My project Douane include Linux Kernel Module (LKM) in order to catch/allow/deny network traffic.
You really have to becareful when developing in the Kernel space.
Also debugging a kernel module is something harder than debugging an application in the user space.
Here I'm going to present the tool I've used, and which helped me a lot: KEDR (KErnel-mode Drivers in Runtime).
KEDR is a free and open source framework under the GPL v2 license which analyse the execution of your kernel module, and when you unload the kernel module output a report of everything found like memory leaks.
In order to be able to compile KEDR you need few things:
$ sudo apt-get install cmake linux-headers-$(uname -r)
The normal installation procedure would be the following:
$ cd /tmp $ wget http://kedr.googlecode.com/files/kedr-0.4.1.tar.bz2 -O kedr.tar.bz2 $ mkdir kedr-src $ tar jxf kedr.tar.bz2 -C kedr-src --strip-components 1 $ mkdir kedr-build/ $ cd kedr-build/ $ cmake ../kedr-src/ $ make $ sudo make install
But the since the kernel 3.10, KEDR is no more compilable.
The only way to make it working is to compile from sources on google code:

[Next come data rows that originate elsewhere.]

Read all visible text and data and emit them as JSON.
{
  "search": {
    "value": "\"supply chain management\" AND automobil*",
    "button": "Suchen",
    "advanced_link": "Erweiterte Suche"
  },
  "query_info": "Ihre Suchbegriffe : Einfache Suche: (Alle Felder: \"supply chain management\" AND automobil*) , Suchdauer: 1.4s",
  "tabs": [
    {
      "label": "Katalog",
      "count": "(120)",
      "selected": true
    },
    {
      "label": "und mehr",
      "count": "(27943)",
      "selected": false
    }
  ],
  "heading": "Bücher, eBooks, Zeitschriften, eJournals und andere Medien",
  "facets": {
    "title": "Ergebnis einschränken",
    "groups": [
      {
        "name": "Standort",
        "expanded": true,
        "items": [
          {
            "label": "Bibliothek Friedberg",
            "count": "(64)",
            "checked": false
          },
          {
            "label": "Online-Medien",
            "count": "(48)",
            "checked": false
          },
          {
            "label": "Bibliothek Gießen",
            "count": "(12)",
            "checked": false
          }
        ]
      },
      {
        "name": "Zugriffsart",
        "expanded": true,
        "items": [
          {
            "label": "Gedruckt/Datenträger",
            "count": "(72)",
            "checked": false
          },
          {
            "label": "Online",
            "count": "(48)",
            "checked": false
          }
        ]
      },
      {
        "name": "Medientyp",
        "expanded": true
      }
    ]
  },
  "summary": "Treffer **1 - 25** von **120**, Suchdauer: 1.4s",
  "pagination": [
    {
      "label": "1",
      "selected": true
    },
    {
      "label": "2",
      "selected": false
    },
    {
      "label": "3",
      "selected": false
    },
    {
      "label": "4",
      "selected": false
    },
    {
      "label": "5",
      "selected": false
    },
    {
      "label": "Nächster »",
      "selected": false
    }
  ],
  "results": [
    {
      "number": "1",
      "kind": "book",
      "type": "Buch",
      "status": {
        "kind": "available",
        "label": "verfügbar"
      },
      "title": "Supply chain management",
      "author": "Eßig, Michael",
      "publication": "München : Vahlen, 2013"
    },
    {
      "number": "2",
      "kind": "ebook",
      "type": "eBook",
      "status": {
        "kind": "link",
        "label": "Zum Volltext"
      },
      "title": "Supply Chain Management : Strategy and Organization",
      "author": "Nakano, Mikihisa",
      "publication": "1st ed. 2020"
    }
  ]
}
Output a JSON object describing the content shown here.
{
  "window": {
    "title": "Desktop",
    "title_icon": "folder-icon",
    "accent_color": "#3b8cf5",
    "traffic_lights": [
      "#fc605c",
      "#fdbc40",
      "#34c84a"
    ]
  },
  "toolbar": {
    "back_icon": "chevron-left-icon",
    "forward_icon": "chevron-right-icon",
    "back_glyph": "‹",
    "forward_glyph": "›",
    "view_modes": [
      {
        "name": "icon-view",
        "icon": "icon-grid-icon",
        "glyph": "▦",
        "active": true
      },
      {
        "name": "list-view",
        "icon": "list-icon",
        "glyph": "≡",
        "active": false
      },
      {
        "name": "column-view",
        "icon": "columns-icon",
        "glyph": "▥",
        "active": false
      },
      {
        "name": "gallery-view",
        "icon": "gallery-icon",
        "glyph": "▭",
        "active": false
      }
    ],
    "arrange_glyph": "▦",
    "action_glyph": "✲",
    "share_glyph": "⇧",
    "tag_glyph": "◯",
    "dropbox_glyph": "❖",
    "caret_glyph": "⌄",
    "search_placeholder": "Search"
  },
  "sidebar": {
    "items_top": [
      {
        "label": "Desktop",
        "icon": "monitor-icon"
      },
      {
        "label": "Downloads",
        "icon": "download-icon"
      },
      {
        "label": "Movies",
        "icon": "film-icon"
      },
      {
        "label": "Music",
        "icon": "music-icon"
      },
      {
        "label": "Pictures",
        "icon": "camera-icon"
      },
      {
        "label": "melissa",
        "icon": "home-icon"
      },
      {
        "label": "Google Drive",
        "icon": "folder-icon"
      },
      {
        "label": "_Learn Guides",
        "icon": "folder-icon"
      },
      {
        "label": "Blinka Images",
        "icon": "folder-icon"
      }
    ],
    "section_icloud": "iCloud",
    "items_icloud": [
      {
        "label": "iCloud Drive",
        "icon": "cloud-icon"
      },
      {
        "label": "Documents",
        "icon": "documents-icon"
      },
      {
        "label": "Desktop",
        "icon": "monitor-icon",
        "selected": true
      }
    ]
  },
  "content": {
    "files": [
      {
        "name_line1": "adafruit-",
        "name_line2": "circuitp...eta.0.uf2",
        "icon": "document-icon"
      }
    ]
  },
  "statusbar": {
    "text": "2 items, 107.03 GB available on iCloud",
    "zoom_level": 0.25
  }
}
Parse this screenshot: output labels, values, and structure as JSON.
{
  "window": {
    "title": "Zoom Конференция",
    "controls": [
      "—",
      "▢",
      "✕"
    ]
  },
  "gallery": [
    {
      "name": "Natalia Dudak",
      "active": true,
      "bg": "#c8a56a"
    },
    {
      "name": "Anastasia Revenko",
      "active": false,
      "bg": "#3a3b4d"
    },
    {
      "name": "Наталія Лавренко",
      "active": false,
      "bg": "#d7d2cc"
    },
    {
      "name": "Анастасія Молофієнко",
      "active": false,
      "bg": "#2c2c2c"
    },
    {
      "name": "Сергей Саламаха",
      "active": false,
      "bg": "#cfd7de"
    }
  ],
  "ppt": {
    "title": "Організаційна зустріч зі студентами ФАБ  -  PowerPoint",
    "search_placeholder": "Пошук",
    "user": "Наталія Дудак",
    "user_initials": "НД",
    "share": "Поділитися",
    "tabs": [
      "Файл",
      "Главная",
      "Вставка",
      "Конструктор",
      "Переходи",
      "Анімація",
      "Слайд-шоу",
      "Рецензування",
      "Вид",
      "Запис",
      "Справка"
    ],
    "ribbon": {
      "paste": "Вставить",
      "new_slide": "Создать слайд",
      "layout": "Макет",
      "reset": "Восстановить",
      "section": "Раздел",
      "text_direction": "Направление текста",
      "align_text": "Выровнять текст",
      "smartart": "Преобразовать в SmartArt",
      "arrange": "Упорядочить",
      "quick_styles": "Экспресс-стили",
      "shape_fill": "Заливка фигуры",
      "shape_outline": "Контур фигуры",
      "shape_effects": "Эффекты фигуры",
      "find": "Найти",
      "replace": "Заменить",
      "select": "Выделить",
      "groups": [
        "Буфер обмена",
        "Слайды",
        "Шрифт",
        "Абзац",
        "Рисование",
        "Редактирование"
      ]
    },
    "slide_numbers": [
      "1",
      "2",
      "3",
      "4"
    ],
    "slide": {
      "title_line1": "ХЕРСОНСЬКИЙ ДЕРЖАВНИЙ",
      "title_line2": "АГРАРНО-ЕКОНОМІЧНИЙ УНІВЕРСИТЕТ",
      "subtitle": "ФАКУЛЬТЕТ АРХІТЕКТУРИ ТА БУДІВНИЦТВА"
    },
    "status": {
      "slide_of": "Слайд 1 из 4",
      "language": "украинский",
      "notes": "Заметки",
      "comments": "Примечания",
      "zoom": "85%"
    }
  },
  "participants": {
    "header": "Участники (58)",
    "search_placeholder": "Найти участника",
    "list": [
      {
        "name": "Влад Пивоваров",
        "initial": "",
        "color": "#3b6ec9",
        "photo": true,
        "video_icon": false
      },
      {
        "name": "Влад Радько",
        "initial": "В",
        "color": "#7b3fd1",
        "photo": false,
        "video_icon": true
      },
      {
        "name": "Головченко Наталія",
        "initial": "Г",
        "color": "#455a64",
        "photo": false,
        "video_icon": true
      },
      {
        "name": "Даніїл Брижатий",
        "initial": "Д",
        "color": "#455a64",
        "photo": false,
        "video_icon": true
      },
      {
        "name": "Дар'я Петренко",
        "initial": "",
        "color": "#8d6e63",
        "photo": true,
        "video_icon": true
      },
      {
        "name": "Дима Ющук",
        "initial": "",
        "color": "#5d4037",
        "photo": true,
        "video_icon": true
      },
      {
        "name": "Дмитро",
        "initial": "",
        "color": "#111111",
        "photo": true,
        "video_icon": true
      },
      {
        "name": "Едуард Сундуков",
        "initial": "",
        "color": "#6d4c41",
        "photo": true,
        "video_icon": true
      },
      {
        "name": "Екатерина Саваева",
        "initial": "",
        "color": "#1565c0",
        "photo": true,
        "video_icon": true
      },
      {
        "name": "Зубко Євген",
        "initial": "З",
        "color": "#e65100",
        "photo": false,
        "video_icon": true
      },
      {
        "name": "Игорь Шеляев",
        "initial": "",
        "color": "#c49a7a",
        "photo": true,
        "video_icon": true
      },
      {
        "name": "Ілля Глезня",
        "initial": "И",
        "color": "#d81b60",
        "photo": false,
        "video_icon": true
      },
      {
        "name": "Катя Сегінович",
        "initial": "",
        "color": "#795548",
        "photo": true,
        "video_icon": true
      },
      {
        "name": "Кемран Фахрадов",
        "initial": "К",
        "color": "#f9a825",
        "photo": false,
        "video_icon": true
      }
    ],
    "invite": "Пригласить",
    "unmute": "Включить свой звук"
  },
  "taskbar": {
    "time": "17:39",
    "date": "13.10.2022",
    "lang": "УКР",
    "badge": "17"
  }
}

$ sudo apt-get install mercurial $ cd /tmp $ hg clone https://code.google.com/p/kedr/ ./kedr-src/ $ mkdir kedr-build/ $ cd kedr-build/ $ cmake ../kedr-src/ $ make $ sudo make install
Memory leaks detection
I'm going to show you how to detect memory leaks in a LKM.
First of all you need to unload your module if it is currently loaded:
$ sudo rmmod mymodule
Then start KEDR:
$ sudo kedr start mymodule Starting KEDR... insmod /usr/local/lib/modules/3.13.0-24-generic/misc/kedr.ko target_name=mymodule insmod /usr/local/lib/modules/3.13.0-24-generic/misc/kedr_leak_check.ko insmod /usr/local/lib/modules/3.13.0-24-generic/misc/kedr_lc_common_mm.ko KEDR started.
Now you can load again your module:
$ sudo modprobe mymodule
As of now, KEDR is looking at your module while it is running.
Then after a while, unload your module and have a look to the output:
$ sudo rmmod mymodule $ tail /var/log/kern.log May 3 14:25:56 zUbuntu kernel: [16059.298384] [leak_check] Target module: "mymodule", init area at ffffffffa0005000, core area at ffffffffa04ea000 May 3 14:25:56 zUbuntu kernel: [16059.298398] [leak_check] Totals: May 3 14:25:56 zUbuntu kernel: [16059.298402] [leak_check] Allocations: 8 May 3 14:25:56 zUbuntu kernel: [16059.298406] [leak_check] Possible leaks: 0 May 3 14:25:56 zUbuntu kernel: [16059.298409] [leak_check] Unallocated frees: 0 May 3 14:25:56 zUbuntu kernel: [16059.298411] [leak_check] ======== end of LeakCheck report ========
So here 8 variable allocation performed and 0 possible leaks, meaning all is correctly freed.